At least conceivably, total costs could be double these estimates. Going all-renewable all the time will force costs much higher than these estimates. Also, constructing and implementing an “all-electric” energy monoculture will include other significant costs such as stranded assets and deadweight losses.
Summary & Conclusions
The environmentalists petition to the EPA is just the opening salvo following passage of the Inflation Reduction Act (a.k.a., Green New Deal Lite). The overall mission is forcing increased social control by eliminating free markets. Reducing carbon is a secondary objective and a front. Hyperbole? Take it from the socialism.com: The Green(ish) New Deal.
This next salvo might be targeting industrial electrification: It’s explained in the (just released ) DOE Industrial Decarbonization Roadmap. Along with the Biden Administration’s “electrify everything” mentality, expect more electricity shortages. Consequently, expect more taxpayer derived “emergency” funding directed to the electric utility industry.
“Manufacture a crisis and then don’t let it go to waste.” Maybe that is the plan. A better plan would be for electric utility CEOs to start listening to their engineers responsible for keeping the lights on, affordably if possible, and stop pandering to socialistic environmentalism.
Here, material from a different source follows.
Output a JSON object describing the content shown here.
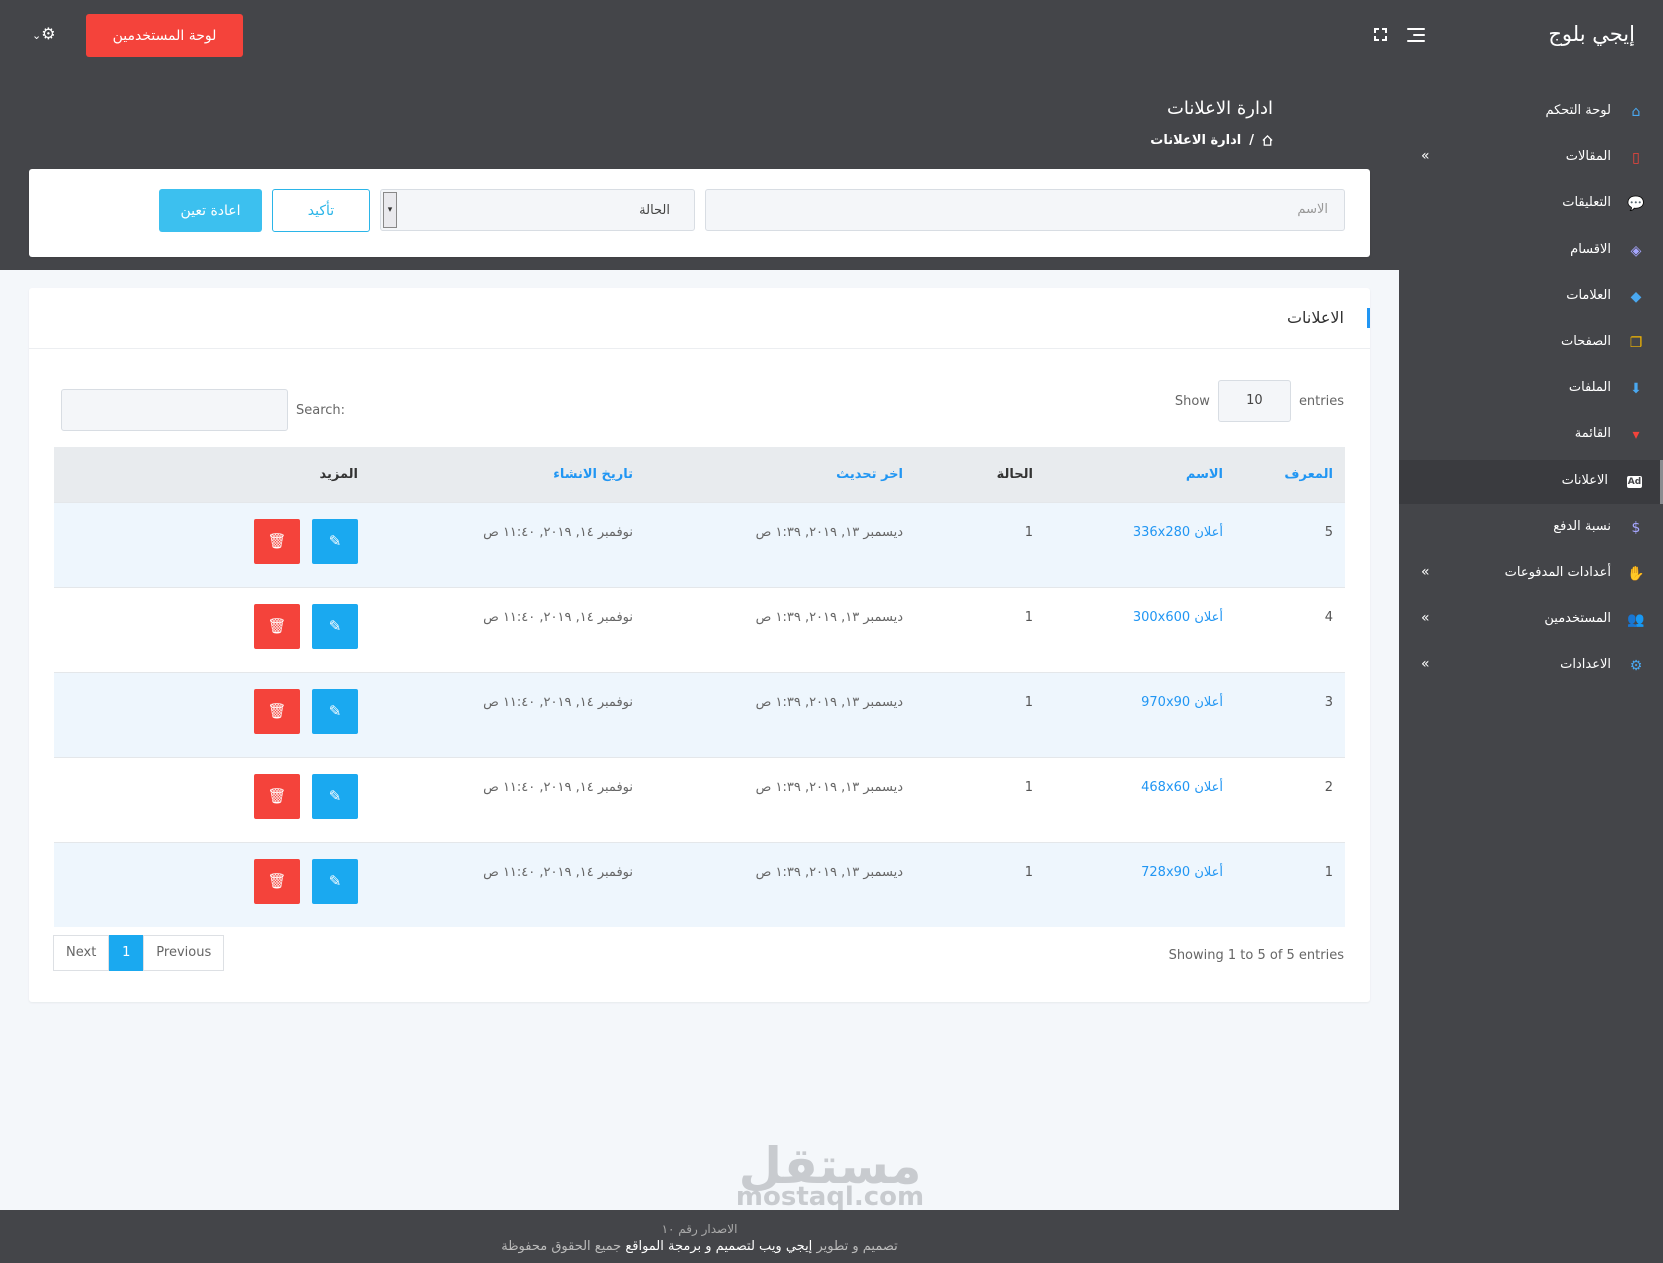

In truth, natural gas utilities and electric utilities need each other. Consumers need energy diversity and utility regulators need to return to their roles as impartial referees and honest brokers safeguarding consumers best interests.
Mark Krebs, a mechanical engineer and energy policy analyst, has been involved with energy efficiency design and program evaluation for more than 30 years. He has served as an expert witness in dozens of State energy efficiency proceedings, has been an advisor to DOE and has submitted scores of Federal energy-efficiency filings.
He has many MasterResource posts on natural gas vs. electricity and “Deep Decarbonization” federal policy.
Mark’s first article was in the Public Utilities Fortnightly and titled “It’s a War Out There: A Gas Man Questions Electric Efficiency” (December 1996).